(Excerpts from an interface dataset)
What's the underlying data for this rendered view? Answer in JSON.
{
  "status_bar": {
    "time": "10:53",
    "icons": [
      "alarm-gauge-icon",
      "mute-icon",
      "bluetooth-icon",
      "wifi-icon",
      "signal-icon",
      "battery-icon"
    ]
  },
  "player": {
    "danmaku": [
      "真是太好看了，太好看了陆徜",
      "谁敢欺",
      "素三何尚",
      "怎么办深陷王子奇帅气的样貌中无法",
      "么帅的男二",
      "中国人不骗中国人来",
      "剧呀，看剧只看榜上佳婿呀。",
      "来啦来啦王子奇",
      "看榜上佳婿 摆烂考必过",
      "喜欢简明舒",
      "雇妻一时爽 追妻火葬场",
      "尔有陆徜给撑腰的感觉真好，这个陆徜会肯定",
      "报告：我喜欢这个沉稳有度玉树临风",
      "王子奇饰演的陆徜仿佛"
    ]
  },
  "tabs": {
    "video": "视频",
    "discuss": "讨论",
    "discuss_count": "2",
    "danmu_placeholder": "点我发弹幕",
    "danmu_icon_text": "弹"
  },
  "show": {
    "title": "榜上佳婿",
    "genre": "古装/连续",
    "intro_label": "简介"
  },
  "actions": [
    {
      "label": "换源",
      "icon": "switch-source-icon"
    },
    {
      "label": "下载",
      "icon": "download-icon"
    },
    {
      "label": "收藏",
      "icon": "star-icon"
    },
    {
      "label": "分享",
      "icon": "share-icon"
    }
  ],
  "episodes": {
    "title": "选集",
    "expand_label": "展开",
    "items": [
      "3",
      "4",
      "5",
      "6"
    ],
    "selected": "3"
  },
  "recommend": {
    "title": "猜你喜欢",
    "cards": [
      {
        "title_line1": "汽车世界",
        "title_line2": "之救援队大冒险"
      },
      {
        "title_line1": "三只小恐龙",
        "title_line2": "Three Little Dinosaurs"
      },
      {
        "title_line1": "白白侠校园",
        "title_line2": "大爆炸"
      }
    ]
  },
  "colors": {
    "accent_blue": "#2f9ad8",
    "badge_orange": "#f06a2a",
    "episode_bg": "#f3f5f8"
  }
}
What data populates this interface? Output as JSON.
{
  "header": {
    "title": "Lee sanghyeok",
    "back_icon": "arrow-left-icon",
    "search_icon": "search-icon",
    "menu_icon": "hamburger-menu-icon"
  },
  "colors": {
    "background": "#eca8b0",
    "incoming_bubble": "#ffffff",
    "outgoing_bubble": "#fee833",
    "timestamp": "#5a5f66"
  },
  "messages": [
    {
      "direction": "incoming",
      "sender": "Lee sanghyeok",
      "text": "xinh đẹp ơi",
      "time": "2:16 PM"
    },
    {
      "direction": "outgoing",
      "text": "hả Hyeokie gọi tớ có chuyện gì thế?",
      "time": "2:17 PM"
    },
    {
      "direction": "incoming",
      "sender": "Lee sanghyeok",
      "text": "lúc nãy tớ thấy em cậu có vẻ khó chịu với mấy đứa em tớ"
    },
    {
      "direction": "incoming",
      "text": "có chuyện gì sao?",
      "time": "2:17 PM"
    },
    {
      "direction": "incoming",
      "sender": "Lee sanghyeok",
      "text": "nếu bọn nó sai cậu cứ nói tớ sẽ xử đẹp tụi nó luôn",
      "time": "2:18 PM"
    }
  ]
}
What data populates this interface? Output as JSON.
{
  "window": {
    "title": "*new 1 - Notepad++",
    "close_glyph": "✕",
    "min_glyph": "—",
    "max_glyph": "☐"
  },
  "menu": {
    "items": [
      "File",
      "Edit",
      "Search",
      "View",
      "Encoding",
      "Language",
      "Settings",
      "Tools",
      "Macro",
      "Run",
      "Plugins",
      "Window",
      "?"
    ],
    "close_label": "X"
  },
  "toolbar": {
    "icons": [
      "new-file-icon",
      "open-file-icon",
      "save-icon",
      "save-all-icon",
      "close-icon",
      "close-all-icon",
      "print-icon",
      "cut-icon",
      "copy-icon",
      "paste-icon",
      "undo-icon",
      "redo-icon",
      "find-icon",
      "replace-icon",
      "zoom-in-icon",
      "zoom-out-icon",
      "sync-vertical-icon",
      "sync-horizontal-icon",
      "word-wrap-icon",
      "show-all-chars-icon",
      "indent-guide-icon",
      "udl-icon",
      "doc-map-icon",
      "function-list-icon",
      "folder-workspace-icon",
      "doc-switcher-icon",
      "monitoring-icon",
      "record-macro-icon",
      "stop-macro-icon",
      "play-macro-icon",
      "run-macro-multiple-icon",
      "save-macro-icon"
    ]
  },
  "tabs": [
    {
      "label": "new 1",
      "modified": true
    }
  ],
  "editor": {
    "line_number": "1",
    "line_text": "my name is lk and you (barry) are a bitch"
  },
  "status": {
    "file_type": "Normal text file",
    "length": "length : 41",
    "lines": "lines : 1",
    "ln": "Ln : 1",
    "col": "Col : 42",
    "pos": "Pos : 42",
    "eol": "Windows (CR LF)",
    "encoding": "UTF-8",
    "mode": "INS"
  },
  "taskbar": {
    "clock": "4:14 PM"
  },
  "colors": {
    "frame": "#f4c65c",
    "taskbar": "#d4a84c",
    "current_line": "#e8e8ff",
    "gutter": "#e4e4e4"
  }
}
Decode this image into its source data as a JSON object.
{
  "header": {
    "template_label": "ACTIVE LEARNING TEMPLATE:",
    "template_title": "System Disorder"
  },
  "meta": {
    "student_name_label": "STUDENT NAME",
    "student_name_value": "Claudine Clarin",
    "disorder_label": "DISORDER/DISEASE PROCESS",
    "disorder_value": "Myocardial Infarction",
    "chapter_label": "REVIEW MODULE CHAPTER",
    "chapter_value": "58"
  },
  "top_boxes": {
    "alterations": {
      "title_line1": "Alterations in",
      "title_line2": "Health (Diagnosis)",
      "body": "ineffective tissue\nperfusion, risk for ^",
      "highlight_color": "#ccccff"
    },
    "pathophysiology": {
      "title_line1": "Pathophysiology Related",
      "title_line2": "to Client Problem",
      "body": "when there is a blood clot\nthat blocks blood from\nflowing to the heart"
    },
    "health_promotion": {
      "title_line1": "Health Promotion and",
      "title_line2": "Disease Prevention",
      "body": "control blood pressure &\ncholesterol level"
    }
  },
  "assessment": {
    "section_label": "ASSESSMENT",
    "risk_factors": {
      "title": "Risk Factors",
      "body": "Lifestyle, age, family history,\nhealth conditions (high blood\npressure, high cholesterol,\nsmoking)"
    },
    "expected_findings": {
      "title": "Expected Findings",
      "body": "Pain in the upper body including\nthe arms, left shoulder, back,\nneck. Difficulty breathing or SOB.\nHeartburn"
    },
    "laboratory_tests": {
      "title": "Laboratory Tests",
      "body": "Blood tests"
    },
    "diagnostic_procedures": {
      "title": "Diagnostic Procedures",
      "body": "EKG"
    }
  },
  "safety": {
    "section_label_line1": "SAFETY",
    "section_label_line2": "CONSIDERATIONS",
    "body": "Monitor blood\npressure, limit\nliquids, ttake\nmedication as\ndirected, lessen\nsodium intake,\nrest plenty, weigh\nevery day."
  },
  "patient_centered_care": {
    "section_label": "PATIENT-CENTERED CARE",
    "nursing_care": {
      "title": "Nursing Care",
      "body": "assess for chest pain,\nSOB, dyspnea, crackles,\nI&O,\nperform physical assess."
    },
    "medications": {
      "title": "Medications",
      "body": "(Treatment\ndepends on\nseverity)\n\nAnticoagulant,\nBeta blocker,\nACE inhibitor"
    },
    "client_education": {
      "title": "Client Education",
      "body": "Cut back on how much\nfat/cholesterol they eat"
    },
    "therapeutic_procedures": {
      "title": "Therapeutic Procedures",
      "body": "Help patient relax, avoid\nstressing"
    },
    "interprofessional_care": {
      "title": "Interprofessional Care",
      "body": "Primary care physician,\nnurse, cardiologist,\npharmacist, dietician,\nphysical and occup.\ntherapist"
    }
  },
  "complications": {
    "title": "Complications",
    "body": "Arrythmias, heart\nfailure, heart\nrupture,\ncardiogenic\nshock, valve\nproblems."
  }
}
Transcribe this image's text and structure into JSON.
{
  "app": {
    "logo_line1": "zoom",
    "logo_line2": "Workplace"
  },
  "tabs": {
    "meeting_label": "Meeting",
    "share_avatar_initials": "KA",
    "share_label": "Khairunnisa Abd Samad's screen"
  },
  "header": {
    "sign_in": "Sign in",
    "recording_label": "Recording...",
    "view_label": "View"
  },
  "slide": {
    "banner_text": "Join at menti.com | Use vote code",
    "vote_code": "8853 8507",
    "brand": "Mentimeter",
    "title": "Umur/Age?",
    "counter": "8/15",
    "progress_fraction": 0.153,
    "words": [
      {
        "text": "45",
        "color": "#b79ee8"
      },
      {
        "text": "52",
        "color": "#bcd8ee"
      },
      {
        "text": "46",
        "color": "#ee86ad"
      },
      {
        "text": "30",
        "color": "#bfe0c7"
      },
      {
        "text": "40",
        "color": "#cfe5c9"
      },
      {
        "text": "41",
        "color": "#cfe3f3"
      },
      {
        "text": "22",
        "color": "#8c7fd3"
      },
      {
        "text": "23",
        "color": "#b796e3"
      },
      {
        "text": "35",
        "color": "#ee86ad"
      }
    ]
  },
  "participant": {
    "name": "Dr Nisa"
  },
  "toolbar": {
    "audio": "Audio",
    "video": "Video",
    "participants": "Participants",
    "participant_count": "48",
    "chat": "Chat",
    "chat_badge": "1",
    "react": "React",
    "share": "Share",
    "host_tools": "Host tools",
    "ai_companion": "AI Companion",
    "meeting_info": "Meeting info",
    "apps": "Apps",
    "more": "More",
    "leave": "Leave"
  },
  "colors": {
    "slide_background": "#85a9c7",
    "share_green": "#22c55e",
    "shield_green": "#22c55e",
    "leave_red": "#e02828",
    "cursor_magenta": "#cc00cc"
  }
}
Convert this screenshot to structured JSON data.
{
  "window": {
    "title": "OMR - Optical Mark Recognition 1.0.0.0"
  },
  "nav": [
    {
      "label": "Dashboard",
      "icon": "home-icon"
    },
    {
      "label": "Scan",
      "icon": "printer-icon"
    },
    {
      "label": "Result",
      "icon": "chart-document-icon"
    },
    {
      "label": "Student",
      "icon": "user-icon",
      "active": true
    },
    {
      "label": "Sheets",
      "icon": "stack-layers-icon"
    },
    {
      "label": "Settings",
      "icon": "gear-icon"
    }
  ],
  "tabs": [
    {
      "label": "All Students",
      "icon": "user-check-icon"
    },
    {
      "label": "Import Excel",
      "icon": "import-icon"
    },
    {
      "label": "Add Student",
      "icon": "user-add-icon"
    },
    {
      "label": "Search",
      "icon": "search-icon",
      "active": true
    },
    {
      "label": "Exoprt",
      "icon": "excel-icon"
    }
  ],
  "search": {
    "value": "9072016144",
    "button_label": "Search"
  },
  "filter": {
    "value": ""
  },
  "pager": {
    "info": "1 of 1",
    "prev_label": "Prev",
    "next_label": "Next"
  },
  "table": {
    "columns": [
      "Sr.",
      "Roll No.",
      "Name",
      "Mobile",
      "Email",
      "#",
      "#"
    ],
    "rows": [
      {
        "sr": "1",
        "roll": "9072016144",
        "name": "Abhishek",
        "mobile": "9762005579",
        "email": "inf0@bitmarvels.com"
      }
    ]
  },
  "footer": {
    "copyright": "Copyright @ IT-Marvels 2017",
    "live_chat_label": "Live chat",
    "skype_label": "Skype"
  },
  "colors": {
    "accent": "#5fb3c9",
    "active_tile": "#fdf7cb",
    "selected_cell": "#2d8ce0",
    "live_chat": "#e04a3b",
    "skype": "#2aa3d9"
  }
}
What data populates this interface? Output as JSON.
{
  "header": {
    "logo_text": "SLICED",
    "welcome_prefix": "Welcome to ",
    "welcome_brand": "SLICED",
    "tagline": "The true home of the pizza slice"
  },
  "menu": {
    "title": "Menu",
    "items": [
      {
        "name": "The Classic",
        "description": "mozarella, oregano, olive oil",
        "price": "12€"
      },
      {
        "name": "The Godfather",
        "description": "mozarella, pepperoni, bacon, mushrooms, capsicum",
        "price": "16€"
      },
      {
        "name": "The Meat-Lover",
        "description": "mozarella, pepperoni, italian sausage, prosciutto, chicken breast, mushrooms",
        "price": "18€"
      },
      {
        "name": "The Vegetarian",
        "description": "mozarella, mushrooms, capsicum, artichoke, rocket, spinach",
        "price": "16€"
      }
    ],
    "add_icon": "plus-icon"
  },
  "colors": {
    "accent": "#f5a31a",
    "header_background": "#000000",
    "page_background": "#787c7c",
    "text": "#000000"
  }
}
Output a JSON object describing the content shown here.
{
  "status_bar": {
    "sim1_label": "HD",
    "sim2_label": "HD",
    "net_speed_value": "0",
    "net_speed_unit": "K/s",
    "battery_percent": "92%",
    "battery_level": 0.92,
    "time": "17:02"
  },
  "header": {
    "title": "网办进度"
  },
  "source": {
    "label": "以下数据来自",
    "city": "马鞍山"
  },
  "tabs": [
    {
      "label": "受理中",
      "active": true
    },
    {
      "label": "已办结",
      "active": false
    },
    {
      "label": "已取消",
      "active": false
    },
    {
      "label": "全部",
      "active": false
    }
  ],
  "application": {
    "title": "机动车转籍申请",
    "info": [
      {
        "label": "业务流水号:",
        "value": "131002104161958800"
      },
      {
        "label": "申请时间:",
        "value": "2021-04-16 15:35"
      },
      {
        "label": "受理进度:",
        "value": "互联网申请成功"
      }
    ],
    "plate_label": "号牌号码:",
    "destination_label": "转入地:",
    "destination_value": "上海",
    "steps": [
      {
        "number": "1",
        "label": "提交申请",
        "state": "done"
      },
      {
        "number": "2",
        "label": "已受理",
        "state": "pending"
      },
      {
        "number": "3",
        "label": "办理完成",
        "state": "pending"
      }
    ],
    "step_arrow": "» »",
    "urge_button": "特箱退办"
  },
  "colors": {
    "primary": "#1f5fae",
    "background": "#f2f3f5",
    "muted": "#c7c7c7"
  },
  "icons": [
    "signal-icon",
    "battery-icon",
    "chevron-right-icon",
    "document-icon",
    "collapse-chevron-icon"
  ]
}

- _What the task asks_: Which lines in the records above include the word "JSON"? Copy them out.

- _Response_:
What's the underlying data for this rendered view? Answer in JSON.
What data populates this interface? Output as JSON.
What data populates this interface? Output as JSON.
Decode this image into its source data as a JSON object.
Transcribe this image's text and structure into JSON.
Convert this screenshot to structured JSON data.
What data populates this interface? Output as JSON.
Output a JSON object describing the content shown here.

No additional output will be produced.